▶ **WHAT YOU WILL DO**: Go through the records below and tally the lines that include "hello". Answer with the number only.

[DATA SHOWN — start]

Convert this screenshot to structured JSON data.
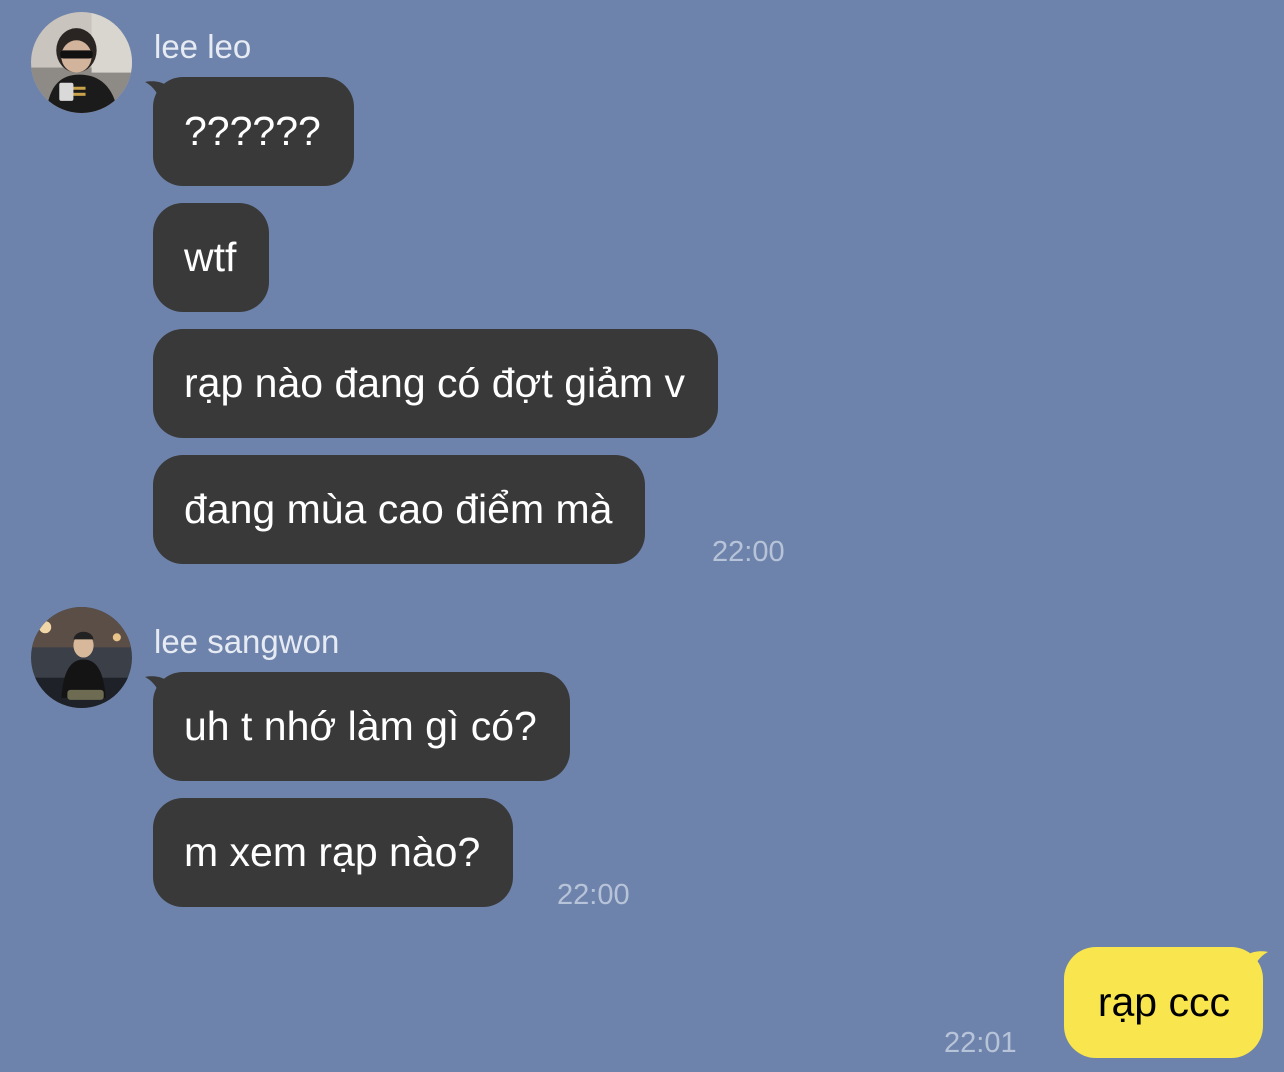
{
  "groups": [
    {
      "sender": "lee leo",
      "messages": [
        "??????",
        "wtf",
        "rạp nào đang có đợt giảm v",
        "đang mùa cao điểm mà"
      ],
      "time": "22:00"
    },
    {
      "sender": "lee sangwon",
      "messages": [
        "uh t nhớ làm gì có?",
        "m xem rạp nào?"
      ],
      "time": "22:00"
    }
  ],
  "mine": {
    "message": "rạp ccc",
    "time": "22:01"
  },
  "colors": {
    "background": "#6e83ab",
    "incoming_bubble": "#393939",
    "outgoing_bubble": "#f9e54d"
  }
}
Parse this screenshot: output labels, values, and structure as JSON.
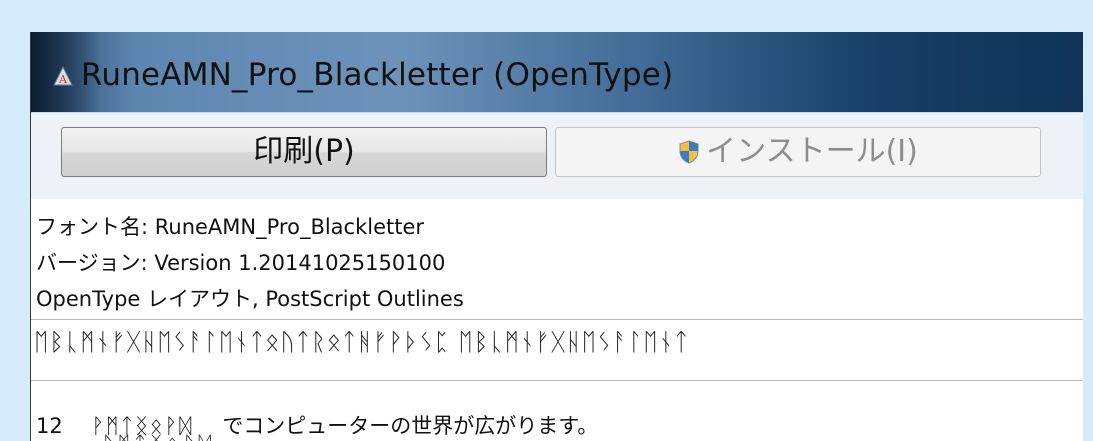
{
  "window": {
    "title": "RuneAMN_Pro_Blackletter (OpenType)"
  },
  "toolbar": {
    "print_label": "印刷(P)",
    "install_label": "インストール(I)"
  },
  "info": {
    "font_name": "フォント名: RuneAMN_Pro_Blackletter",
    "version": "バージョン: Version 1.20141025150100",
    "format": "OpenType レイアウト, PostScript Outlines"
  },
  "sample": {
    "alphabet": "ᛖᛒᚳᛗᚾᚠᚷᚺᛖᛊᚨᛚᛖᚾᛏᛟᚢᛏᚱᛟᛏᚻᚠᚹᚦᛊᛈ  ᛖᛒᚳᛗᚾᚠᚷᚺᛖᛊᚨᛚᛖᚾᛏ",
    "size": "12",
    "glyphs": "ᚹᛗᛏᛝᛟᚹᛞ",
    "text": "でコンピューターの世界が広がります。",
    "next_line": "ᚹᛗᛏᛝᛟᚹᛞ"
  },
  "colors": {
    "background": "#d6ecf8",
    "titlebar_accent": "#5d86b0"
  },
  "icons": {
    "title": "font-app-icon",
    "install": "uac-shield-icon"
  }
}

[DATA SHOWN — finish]
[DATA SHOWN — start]

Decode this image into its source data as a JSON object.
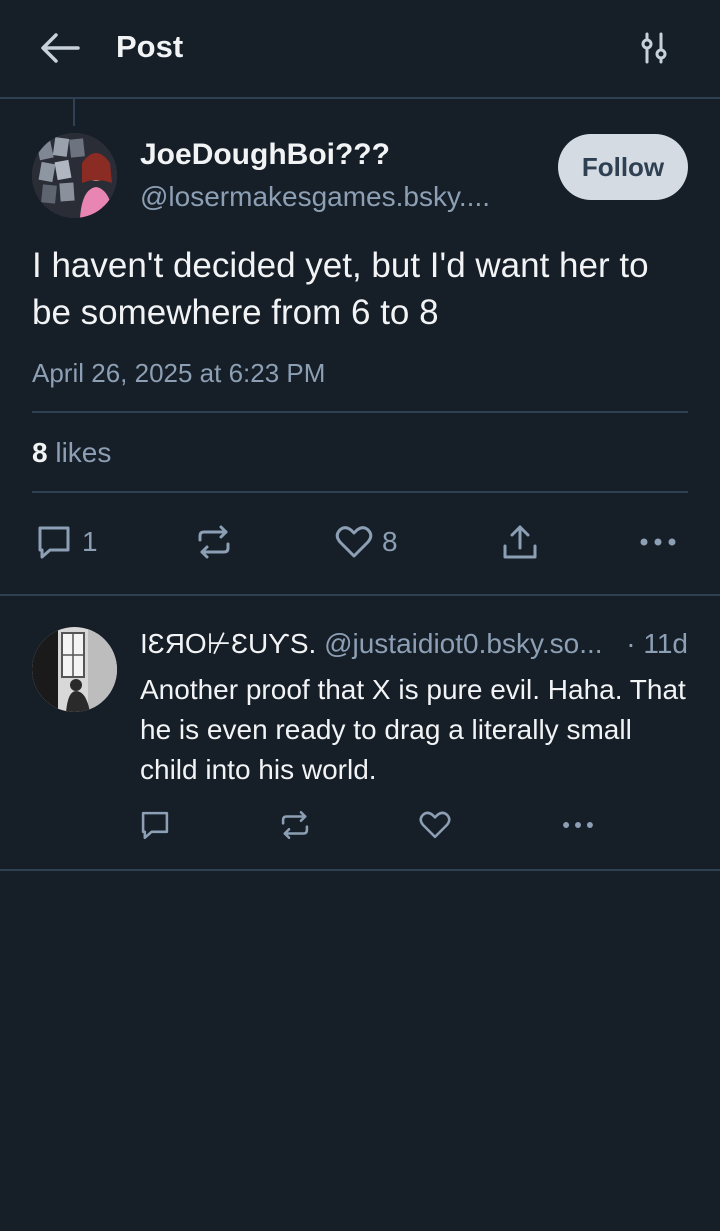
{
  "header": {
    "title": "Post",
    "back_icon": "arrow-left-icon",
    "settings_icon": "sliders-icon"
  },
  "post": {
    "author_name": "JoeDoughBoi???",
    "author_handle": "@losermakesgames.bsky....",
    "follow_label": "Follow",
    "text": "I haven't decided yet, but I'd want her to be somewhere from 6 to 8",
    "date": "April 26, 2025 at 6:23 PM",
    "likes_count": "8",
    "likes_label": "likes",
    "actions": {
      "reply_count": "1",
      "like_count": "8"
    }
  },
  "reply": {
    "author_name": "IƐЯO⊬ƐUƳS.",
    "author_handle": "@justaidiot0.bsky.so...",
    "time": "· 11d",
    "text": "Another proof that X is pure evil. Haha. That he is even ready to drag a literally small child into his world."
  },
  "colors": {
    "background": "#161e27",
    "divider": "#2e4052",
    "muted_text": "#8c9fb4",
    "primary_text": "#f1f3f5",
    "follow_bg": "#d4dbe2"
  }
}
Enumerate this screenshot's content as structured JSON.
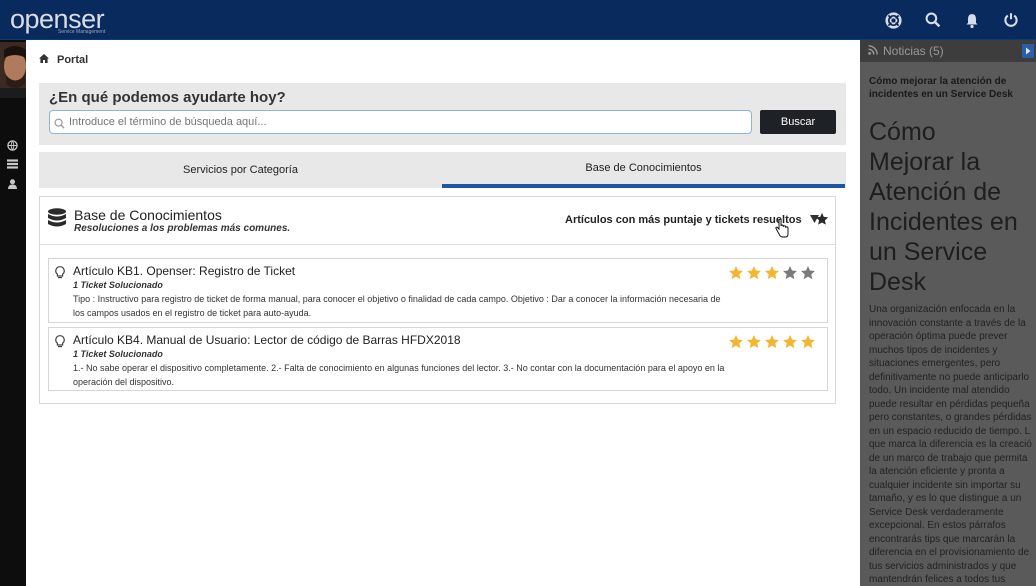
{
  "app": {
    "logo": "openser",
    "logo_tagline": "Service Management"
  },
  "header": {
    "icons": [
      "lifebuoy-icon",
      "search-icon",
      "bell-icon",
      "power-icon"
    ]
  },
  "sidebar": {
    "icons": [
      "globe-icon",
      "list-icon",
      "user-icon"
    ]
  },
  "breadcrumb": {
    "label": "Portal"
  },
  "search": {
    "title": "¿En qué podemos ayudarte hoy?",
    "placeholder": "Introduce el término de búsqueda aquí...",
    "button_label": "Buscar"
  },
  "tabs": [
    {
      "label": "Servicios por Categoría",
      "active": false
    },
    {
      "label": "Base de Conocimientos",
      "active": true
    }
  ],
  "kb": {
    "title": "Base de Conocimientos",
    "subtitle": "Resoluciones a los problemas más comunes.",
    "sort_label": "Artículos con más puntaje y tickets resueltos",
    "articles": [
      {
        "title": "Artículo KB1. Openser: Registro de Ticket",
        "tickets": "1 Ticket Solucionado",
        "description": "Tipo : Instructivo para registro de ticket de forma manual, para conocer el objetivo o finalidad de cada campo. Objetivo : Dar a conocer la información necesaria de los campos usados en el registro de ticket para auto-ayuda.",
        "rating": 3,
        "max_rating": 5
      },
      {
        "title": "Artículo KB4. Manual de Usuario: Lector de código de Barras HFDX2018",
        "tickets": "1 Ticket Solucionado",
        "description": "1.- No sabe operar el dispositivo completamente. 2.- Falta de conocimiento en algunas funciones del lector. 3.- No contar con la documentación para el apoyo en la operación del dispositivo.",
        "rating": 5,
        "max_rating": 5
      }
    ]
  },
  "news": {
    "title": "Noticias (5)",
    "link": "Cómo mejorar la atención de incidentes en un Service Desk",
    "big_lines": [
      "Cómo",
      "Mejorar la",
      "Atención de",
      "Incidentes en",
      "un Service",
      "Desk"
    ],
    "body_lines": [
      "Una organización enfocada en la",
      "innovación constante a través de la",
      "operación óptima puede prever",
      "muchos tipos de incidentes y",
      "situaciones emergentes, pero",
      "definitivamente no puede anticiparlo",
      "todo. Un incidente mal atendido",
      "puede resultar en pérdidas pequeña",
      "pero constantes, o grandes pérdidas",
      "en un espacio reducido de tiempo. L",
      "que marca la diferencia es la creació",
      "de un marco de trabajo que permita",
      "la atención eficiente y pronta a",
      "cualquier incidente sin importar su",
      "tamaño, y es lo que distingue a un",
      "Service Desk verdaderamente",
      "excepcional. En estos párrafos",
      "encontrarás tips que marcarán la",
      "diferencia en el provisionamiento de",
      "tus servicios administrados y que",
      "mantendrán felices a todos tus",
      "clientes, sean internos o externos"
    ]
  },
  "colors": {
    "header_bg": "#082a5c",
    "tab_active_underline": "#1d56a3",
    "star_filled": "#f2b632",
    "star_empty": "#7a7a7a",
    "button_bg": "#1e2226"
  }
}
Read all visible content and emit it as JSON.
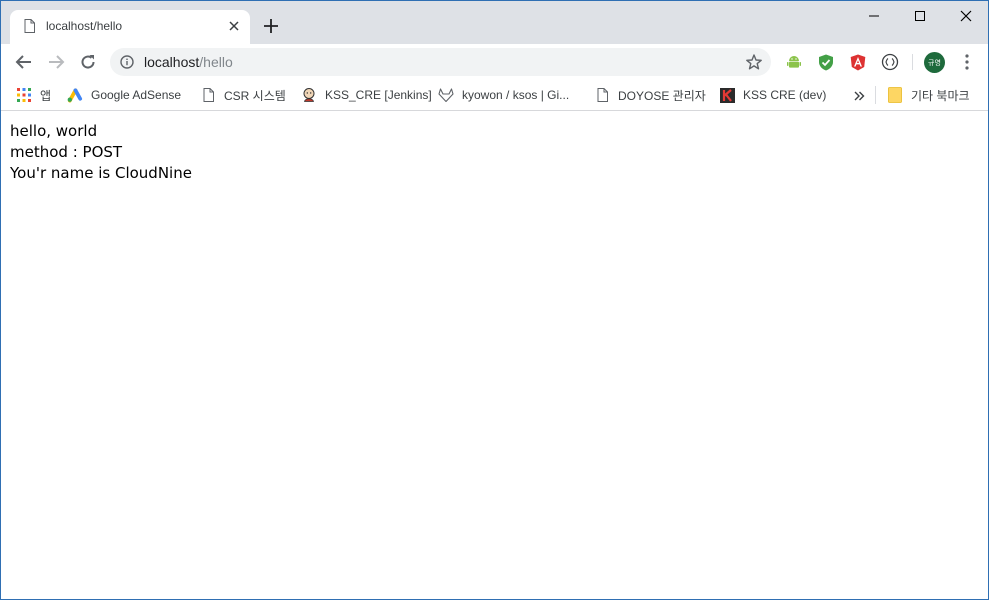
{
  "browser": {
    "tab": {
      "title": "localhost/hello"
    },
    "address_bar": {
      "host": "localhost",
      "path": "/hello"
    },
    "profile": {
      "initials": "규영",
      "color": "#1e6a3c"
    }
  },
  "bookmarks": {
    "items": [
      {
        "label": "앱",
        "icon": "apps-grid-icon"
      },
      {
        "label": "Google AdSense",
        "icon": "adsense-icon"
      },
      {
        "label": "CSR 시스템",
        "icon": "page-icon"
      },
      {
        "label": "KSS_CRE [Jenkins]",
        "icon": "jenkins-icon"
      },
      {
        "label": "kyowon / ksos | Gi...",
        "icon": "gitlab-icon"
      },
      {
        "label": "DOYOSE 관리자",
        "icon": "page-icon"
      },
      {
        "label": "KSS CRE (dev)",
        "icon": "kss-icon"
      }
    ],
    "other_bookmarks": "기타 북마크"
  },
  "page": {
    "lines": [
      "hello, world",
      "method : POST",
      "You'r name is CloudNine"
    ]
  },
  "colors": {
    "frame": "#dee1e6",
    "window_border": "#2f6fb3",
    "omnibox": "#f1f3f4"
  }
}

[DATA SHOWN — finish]

▶ **RESULT FOR THIS TASK**: 3